## What to work on
Pull every line holding the string "параметров" from the records below.

START Input records

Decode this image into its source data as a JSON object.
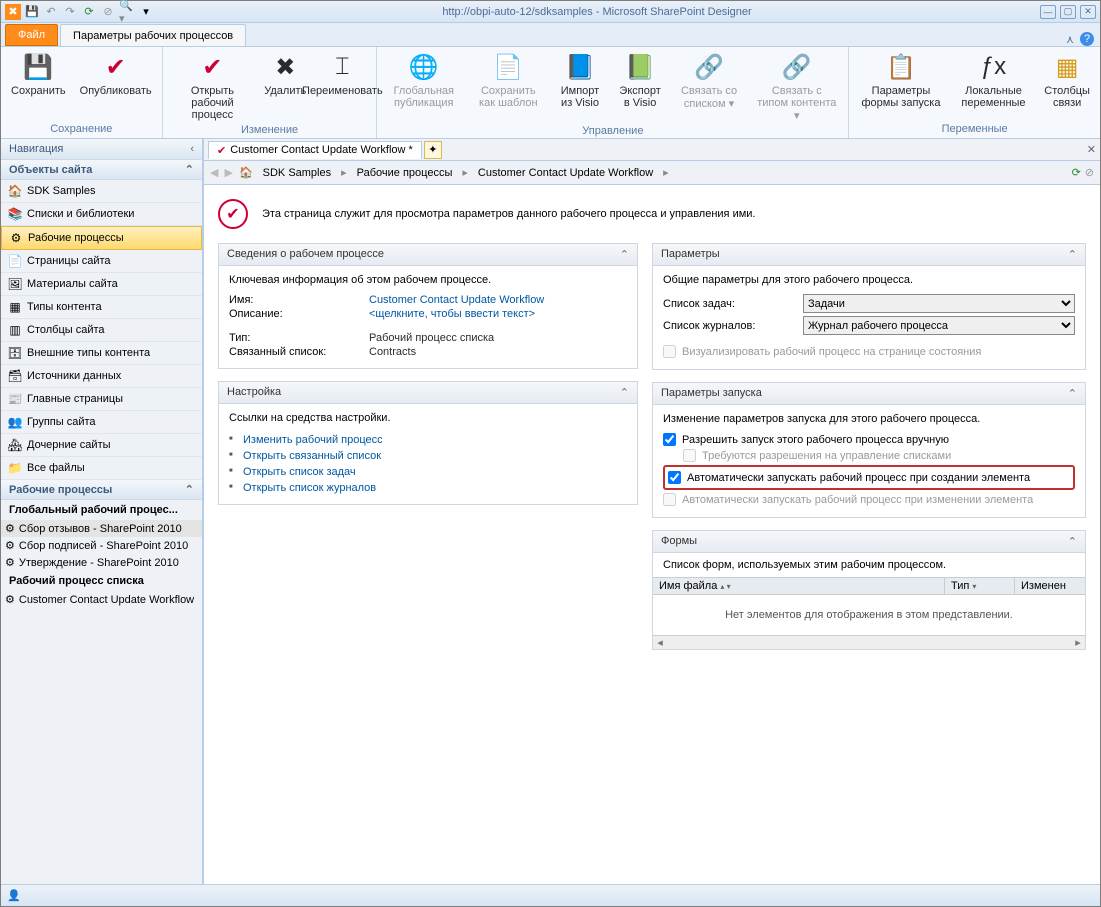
{
  "window": {
    "title": "http://obpi-auto-12/sdksamples  -  Microsoft SharePoint Designer"
  },
  "tabs": {
    "file": "Файл",
    "active": "Параметры рабочих процессов"
  },
  "ribbon": {
    "groups": [
      {
        "label": "Сохранение",
        "buttons": [
          {
            "label": "Сохранить",
            "icon": "💾"
          },
          {
            "label": "Опубликовать",
            "icon": "✔"
          }
        ]
      },
      {
        "label": "Изменение",
        "buttons": [
          {
            "label": "Открыть рабочий процесс",
            "icon": "✔"
          },
          {
            "label": "Удалить",
            "icon": "✖"
          },
          {
            "label": "Переименовать",
            "icon": "⌶"
          }
        ]
      },
      {
        "label": "Управление",
        "buttons": [
          {
            "label": "Глобальная публикация",
            "icon": "🌐",
            "dis": true
          },
          {
            "label": "Сохранить как шаблон",
            "icon": "📄",
            "dis": true
          },
          {
            "label": "Импорт из Visio",
            "icon": "📘"
          },
          {
            "label": "Экспорт в Visio",
            "icon": "📗"
          },
          {
            "label": "Связать со списком ▾",
            "icon": "🔗",
            "dis": true
          },
          {
            "label": "Связать с типом контента ▾",
            "icon": "🔗",
            "dis": true
          }
        ]
      },
      {
        "label": "Переменные",
        "buttons": [
          {
            "label": "Параметры формы запуска",
            "icon": "📋"
          },
          {
            "label": "Локальные переменные",
            "icon": "ƒx"
          },
          {
            "label": "Столбцы связи",
            "icon": "▦"
          }
        ]
      }
    ]
  },
  "nav": {
    "title": "Навигация",
    "objects_title": "Объекты сайта",
    "items": [
      {
        "label": "SDK Samples",
        "icon": "🏠"
      },
      {
        "label": "Списки и библиотеки",
        "icon": "📚"
      },
      {
        "label": "Рабочие процессы",
        "icon": "⚙",
        "sel": true
      },
      {
        "label": "Страницы сайта",
        "icon": "📄"
      },
      {
        "label": "Материалы сайта",
        "icon": "🖼"
      },
      {
        "label": "Типы контента",
        "icon": "▦"
      },
      {
        "label": "Столбцы сайта",
        "icon": "▥"
      },
      {
        "label": "Внешние типы контента",
        "icon": "🗄"
      },
      {
        "label": "Источники данных",
        "icon": "🗃"
      },
      {
        "label": "Главные страницы",
        "icon": "📰"
      },
      {
        "label": "Группы сайта",
        "icon": "👥"
      },
      {
        "label": "Дочерние сайты",
        "icon": "🏘"
      },
      {
        "label": "Все файлы",
        "icon": "📁"
      }
    ],
    "wf_title": "Рабочие процессы",
    "wf_global": "Глобальный рабочий процес...",
    "wf_items": [
      {
        "label": "Сбор отзывов - SharePoint 2010",
        "sel": true
      },
      {
        "label": "Сбор подписей - SharePoint 2010"
      },
      {
        "label": "Утверждение - SharePoint 2010"
      }
    ],
    "wf_list_hdr": "Рабочий процесс списка",
    "wf_list_item": "Customer Contact Update Workflow"
  },
  "doc": {
    "tab": "Customer Contact Update Workflow *",
    "crumbs": [
      "SDK Samples",
      "Рабочие процессы",
      "Customer Contact Update Workflow"
    ]
  },
  "intro": "Эта страница служит для просмотра параметров данного рабочего процесса и управления ими.",
  "p_info": {
    "title": "Сведения о рабочем процессе",
    "sub": "Ключевая информация об этом рабочем процессе.",
    "name_k": "Имя:",
    "name_v": "Customer Contact Update Workflow",
    "desc_k": "Описание:",
    "desc_v": "<щелкните, чтобы ввести текст>",
    "type_k": "Тип:",
    "type_v": "Рабочий процесс списка",
    "list_k": "Связанный список:",
    "list_v": "Contracts"
  },
  "p_cfg": {
    "title": "Настройка",
    "sub": "Ссылки на средства настройки.",
    "links": [
      "Изменить рабочий процесс",
      "Открыть связанный список",
      "Открыть список задач",
      "Открыть список журналов"
    ]
  },
  "p_params": {
    "title": "Параметры",
    "sub": "Общие параметры для этого рабочего процесса.",
    "task_k": "Список задач:",
    "task_v": "Задачи",
    "log_k": "Список журналов:",
    "log_v": "Журнал рабочего процесса",
    "viz": "Визуализировать рабочий процесс на странице состояния"
  },
  "p_start": {
    "title": "Параметры запуска",
    "sub": "Изменение параметров запуска для этого рабочего процесса.",
    "c1": "Разрешить запуск этого рабочего процесса вручную",
    "c1a": "Требуются разрешения на управление списками",
    "c2": "Автоматически запускать рабочий процесс при создании элемента",
    "c3": "Автоматически запускать рабочий процесс при изменении элемента"
  },
  "p_forms": {
    "title": "Формы",
    "sub": "Список форм, используемых этим рабочим процессом.",
    "cols": [
      "Имя файла",
      "Тип",
      "Изменен"
    ],
    "empty": "Нет элементов для отображения в этом представлении."
  }
}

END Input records

## Solution to the exercise
  "intro": "Эта страница служит для просмотра параметров данного рабочего процесса и управления ими.",
    "sub": "Изменение параметров запуска для этого рабочего процесса.",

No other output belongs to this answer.